REQUIRED ACTION ::
Copy the entries exactly, leaving out nothing.

Data extracted from a collection:
++++++++++

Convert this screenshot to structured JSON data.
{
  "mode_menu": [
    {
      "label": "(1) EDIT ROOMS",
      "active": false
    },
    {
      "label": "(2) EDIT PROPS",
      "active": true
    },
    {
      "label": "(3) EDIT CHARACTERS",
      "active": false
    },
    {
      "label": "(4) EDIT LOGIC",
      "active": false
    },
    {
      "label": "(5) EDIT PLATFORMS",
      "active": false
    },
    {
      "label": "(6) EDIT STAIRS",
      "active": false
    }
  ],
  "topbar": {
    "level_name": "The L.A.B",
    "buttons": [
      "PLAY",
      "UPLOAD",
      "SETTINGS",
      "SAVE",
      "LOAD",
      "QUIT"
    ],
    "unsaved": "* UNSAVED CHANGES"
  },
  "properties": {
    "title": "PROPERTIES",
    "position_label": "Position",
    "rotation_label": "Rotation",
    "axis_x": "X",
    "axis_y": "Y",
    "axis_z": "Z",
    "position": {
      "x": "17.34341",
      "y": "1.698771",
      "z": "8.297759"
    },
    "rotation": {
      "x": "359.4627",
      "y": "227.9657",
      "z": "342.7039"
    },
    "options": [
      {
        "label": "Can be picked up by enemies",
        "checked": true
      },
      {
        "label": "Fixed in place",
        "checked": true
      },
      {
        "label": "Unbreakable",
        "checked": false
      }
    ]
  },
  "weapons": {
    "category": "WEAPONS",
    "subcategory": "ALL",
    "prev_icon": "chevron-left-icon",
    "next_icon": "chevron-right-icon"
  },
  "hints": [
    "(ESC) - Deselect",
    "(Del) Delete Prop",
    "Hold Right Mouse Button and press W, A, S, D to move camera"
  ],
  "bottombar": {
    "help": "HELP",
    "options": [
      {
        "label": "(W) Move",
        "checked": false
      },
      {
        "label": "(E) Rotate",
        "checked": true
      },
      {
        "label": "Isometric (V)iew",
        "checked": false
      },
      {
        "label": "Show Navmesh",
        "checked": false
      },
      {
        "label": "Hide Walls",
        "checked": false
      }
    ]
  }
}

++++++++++

EXPECTED OUTPUT ::
Convert this screenshot to structured JSON data.
{
  "mode_menu": [
    {
      "label": "(1) EDIT ROOMS",
      "active": false
    },
    {
      "label": "(2) EDIT PROPS",
      "active": true
    },
    {
      "label": "(3) EDIT CHARACTERS",
      "active": false
    },
    {
      "label": "(4) EDIT LOGIC",
      "active": false
    },
    {
      "label": "(5) EDIT PLATFORMS",
      "active": false
    },
    {
      "label": "(6) EDIT STAIRS",
      "active": false
    }
  ],
  "topbar": {
    "level_name": "The L.A.B",
    "buttons": [
      "PLAY",
      "UPLOAD",
      "SETTINGS",
      "SAVE",
      "LOAD",
      "QUIT"
    ],
    "unsaved": "* UNSAVED CHANGES"
  },
  "properties": {
    "title": "PROPERTIES",
    "position_label": "Position",
    "rotation_label": "Rotation",
    "axis_x": "X",
    "axis_y": "Y",
    "axis_z": "Z",
    "position": {
      "x": "17.34341",
      "y": "1.698771",
      "z": "8.297759"
    },
    "rotation": {
      "x": "359.4627",
      "y": "227.9657",
      "z": "342.7039"
    },
    "options": [
      {
        "label": "Can be picked up by enemies",
        "checked": true
      },
      {
        "label": "Fixed in place",
        "checked": true
      },
      {
        "label": "Unbreakable",
        "checked": false
      }
    ]
  },
  "weapons": {
    "category": "WEAPONS",
    "subcategory": "ALL",
    "prev_icon": "chevron-left-icon",
    "next_icon": "chevron-right-icon"
  },
  "hints": [
    "(ESC) - Deselect",
    "(Del) Delete Prop",
    "Hold Right Mouse Button and press W, A, S, D to move camera"
  ],
  "bottombar": {
    "help": "HELP",
    "options": [
      {
        "label": "(W) Move",
        "checked": false
      },
      {
        "label": "(E) Rotate",
        "checked": true
      },
      {
        "label": "Isometric (V)iew",
        "checked": false
      },
      {
        "label": "Show Navmesh",
        "checked": false
      },
      {
        "label": "Hide Walls",
        "checked": false
      }
    ]
  }
}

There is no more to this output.